Spirit Wrestler Gallery (Vancouver, Canada)



It has been a while since his last meal and he was starting to feel pretty hungry at this point. Again today, all day, like yesterday and the day before that, he stood atop a tree and eagerly looked over the ground he was pitched. The ground at this time of year was covered in a blanket of snow. Not much of anything was moving, other that the trees blowing in the wind.

He was hungry but determined and had a feeling that today would be the day - the day for a nice tasty mouse. That’s all he could think of as he searched. Then from the corner of his eye, he caught some movement in the snow. Just as he looked over, the mouse that was running and hopping through the snow, caught sight of the owl in the tree. As quick as a blink, he started digging his way down through the snow. As he dug deeper, he could hear the owl above, pitching just above his head.

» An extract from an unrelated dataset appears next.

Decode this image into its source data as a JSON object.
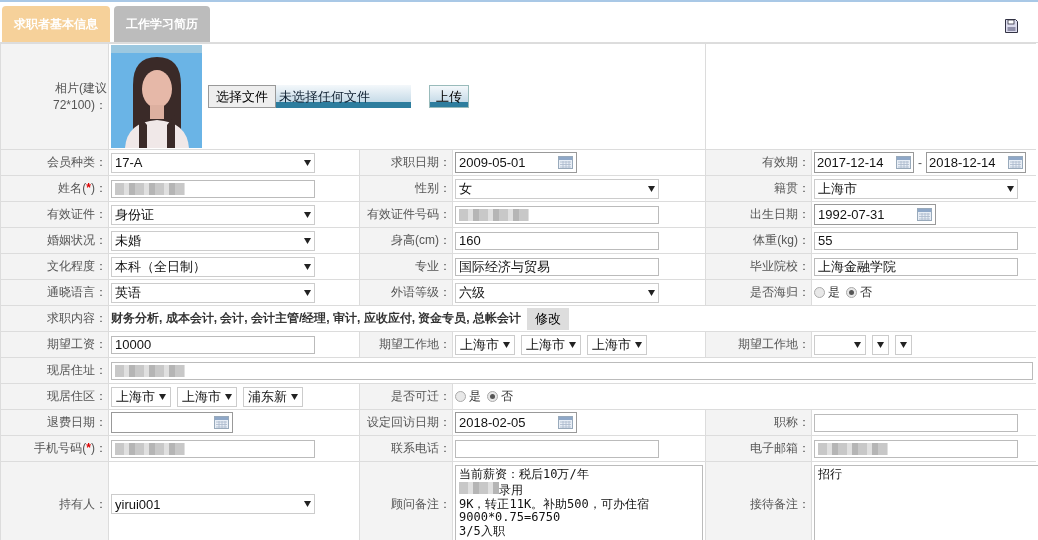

The little mouse stopped. Wouldn’t even breathe for fear of being heard.

Above, the owl was standing with his head tucked towards the snow listening for any sound of movement. The owl was wise enough to know that any moving about will make the mouse dig deeper and then there is that real possibility of missing out on a meal.

Ever so quietly the owl stood there, one foot in the air, ready to strike at the very sound of movement. Very quietly he said, ” listen … “


Other available artwork you might like in Sculpture:

Michael Massie

Michael Massie


Inuit, Métis

Happy Valley - Goose Bay, Newfoundland and Labrador, Canada

(1962- )

Massie’s work is a reflection of his mixed Inuit, Métis and Scottish heritage. In it, he investigates both traditional and contemporary themes. He has achieved renown for his innovative teapots that combine themes and symbols from his native Inuit culture with European traditions. Massie has been twice short-listed for the coveted Prix Saidye Bronfman and has an extensive international reputation. His work has been shown in North America and Europe, including the National Gallery of Canada. He was elected a member of Royal Canadian Academy of Arts in 2011.